To do
Each line in the entries below that holds the word "icon" belongs in the answer.

Records provided
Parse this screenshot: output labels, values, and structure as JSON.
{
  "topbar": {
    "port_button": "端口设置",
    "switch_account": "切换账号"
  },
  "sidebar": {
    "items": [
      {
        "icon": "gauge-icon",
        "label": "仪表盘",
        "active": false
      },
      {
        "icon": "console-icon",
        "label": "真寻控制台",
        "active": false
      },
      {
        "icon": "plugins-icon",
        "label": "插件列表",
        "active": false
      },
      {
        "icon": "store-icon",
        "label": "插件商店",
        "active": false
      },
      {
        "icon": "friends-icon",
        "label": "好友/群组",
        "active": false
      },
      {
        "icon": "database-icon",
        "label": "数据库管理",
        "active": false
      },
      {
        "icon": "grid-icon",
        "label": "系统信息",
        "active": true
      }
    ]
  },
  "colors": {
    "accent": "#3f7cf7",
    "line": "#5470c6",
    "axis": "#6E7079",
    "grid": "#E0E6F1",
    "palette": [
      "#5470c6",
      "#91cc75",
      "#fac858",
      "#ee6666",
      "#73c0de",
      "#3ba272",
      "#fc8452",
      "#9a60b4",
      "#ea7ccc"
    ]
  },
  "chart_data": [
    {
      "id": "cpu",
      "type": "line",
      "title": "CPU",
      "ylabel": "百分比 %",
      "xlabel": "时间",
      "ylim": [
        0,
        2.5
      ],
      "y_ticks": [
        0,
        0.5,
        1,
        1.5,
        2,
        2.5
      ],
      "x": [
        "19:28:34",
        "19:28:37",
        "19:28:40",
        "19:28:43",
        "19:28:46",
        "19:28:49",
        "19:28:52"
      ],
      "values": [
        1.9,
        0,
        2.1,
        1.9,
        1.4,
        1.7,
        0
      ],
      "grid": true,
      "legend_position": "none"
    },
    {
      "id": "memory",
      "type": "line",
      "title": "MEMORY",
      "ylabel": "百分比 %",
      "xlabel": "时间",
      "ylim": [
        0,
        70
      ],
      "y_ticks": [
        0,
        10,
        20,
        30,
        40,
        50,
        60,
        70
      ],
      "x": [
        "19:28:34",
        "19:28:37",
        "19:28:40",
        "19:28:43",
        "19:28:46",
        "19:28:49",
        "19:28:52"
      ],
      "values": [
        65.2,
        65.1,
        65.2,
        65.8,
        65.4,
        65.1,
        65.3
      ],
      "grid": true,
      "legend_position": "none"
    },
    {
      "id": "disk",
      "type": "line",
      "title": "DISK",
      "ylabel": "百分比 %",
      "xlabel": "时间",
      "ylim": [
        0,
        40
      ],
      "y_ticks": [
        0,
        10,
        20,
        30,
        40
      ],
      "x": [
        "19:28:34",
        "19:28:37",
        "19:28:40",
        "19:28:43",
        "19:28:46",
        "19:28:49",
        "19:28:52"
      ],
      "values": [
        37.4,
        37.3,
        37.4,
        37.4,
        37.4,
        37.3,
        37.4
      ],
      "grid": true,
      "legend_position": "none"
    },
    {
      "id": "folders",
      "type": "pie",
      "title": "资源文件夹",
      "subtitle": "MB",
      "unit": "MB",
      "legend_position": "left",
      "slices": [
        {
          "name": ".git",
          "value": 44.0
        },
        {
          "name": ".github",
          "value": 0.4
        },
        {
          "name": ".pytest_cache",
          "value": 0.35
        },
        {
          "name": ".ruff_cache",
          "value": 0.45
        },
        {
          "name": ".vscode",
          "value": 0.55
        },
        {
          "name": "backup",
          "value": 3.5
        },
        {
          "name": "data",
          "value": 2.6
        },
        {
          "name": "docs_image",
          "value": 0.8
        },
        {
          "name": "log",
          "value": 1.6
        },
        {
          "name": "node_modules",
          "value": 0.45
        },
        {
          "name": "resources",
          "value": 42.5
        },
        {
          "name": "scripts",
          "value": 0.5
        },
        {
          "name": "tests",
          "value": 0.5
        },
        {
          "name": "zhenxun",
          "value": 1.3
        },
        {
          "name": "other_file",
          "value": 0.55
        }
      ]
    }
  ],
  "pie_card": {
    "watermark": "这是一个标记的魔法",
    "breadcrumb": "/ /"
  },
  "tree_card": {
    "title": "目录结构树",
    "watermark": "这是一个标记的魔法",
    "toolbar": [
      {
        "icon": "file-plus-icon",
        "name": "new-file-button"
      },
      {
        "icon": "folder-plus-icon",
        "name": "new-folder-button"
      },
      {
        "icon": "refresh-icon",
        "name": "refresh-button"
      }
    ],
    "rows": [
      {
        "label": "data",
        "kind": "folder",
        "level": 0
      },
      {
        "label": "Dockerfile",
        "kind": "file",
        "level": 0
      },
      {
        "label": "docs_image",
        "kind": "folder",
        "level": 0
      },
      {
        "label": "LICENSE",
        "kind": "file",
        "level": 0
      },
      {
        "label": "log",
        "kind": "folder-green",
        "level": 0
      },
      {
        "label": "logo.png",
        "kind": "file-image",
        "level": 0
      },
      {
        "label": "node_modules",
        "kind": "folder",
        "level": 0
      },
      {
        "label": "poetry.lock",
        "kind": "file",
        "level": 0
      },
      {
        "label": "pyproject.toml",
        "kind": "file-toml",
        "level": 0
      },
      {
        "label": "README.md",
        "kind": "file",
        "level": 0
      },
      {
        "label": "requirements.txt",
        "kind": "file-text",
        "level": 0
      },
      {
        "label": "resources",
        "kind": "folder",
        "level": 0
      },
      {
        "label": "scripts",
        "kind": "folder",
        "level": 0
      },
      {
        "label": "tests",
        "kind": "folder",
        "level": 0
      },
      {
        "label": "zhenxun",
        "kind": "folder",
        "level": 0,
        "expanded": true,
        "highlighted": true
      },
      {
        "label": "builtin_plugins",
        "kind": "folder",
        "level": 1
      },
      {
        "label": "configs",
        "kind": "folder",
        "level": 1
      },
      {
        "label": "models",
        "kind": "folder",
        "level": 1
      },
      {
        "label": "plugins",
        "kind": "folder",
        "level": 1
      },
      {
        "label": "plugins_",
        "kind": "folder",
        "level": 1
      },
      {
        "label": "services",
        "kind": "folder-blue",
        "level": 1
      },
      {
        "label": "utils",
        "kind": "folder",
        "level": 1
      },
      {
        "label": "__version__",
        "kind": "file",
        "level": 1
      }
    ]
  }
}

Solved problem
        "icon": "gauge-icon",
        "icon": "console-icon",
        "icon": "plugins-icon",
        "icon": "store-icon",
        "icon": "friends-icon",
        "icon": "database-icon",
        "icon": "grid-icon",
        "icon": "file-plus-icon",
        "icon": "folder-plus-icon",
        "icon": "refresh-icon",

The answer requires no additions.